Taipower said in a statement that its decision came after its latest round of negotiations with four IPPs — Kuo Kuang Power Co (國光), Star Energy Corp (星能), Sun Ba Power Corp (森霸) and Hsing-yuan Power Corp (星元) — broke down again, as the private firms still disagreed on revising the conditions for selling their electricity to Taipower.
These four companies are reinvestment units of Taiwan Cogeneration Corp (台汽電), which is a Taipower subsidiary.
“The negotiations formally broke down today,” Taipower said in the statement. “We have decided to take legal action to solve the disputes.”
Taipower is likely to file lawsuits against the four IPPs in two weeks at the earliest. In the meantime, the company is planning to rename government-designated candidates to sit on these companies boards.
Taipower chairman Hwang Jung-chiou (黃重球) said in May the company would renegotiate the terms of contracts in a bid to reverse the public’s negative sentiment toward the company and its generous purchasing contracts with the four firms.
To ease the public’s complaints about overly generous contracts, the state-run company has held several rounds of negotiations with the four firms since May.
Taipower’s statement said that during the negotiations, it asked IPPs to distribute 60 percent of the profits they generate to the people of Taiwan and keep the remaining 40 percent, if their return-on-assets-ratio exceeds 3 percent.
The company said it also offered other options to sweeten the deal, but the IPPs maintained their objections to Taipower’s proposal, saying that changes in the terms of contracts would need to be approved by their boards and shareholders.
Some IPPs had even threatened to seek commercial arbitration over the matter, which Taipower said it could not accept, according to the statement.
MEDIATOR PULLS OUT

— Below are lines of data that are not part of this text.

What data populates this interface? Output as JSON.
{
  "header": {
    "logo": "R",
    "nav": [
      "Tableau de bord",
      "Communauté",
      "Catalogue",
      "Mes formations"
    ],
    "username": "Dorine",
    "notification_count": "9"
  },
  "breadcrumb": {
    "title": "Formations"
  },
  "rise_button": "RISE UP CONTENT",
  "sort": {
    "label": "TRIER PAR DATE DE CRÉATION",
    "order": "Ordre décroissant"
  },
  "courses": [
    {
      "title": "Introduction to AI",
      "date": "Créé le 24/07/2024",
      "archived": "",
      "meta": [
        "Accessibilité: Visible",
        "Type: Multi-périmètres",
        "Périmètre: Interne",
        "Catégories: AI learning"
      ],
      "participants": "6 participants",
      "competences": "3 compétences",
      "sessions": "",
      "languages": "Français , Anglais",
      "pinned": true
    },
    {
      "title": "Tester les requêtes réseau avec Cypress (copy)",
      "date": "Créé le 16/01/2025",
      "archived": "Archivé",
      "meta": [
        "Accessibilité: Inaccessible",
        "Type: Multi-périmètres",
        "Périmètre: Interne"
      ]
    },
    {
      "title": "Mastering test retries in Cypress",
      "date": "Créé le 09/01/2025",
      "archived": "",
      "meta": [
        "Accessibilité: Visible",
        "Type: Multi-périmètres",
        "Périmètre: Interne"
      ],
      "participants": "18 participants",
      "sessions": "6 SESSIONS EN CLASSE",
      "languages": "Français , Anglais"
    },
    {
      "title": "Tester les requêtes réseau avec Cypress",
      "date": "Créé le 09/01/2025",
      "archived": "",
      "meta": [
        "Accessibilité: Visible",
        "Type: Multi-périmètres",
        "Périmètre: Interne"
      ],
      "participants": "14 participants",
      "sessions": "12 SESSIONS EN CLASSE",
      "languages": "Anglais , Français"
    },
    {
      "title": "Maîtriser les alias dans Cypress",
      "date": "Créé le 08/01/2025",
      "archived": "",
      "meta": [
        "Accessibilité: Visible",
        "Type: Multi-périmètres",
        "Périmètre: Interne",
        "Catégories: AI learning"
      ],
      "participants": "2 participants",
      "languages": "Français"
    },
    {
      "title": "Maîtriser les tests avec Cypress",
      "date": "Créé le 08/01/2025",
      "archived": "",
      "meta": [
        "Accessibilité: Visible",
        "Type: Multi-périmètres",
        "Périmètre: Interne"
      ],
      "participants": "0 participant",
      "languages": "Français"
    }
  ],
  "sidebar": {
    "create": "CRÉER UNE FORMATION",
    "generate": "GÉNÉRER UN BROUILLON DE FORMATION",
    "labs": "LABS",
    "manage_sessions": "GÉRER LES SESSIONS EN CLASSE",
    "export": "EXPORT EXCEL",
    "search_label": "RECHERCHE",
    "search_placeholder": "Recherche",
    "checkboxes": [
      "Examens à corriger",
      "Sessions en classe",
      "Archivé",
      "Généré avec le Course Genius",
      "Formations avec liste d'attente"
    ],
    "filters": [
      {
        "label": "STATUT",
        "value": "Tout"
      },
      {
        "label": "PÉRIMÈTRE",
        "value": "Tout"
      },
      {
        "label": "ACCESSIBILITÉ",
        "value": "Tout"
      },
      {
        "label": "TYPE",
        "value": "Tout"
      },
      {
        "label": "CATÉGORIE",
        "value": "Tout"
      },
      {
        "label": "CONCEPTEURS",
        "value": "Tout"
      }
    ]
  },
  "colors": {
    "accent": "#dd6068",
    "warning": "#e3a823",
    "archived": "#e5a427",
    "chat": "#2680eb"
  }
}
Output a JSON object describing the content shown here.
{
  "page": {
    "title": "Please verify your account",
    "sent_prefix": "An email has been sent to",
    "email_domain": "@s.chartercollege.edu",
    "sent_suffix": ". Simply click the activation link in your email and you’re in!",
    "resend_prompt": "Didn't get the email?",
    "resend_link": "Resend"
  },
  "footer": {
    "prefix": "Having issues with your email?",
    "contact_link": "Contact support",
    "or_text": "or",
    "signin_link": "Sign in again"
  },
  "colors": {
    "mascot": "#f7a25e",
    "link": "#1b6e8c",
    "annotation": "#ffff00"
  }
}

The Ministry of Economic Affairs said it would stop playing a role in mediating the contract disputes between Taipower and the four IPPs, while respecting Taipower’s decision.